She told me I was her best friend.  She has also said this to a caterpillar, a stuffed cat, and a dead spider, but it was still enough to make me tear up.  It was beautiful.

Unfortunately, Di being three means one more sad thing...Jbug is 18 months old.  (That's a year and a half to anyone who isn't a parent, believe me, you will use months to describe the age of your child, it's the only way, kids grow fast in a year, but a baby grows abnormally fast in a month).

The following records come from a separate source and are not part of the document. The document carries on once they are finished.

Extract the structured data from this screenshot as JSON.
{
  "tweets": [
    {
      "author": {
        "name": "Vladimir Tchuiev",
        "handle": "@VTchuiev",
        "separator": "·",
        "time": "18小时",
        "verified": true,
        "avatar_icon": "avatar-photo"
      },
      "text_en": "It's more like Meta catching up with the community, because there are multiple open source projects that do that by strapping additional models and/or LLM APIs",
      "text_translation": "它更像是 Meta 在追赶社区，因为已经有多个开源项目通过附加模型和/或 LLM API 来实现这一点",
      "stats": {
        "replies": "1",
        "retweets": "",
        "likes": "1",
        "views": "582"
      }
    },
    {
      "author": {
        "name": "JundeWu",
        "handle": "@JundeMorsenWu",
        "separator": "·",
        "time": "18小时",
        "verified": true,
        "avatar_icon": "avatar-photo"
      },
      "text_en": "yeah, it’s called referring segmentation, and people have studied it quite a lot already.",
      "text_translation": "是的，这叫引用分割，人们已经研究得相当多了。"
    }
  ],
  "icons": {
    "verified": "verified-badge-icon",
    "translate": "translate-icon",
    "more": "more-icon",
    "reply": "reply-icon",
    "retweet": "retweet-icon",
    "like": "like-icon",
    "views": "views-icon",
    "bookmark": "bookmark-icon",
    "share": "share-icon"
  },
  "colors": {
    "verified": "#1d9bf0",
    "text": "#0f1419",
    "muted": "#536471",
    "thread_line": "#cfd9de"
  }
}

I am so lucky that JJ is still perfectly content being the baby.  She still snuggles with us all night, insists on being carried everywhere, has absolutely no interest in the potty, regular cups, plates or eating utensils, and pretty much uses cuteness and crooked smiles to get anything she wants from either myself or her daddy, or grandparents, strangers on the street.  She really is that cute.  She is talking so well, when her sister allows her to do so.  She absolutely loves all things furry, and literally screams with glee at any animal sighting.  There isn't many moments when I don't hear a squeaky "mow mow" or "a woof!".  And when she spots them, nothing but pure happiness in her eyes.

 I am envious, for I am no longer capable of doing that.  Isolating one thing in life that creates joy for me, without any other interferences.  I wonder when I lost it, because we all do.  I wish I could enjoy them like that more often, without worrying what germs or chemicals or food additives or bad vibes they are exposed to.  But I guess that is my fate now, to absorb all the negative so that they see only joy.  I can certainly live with that.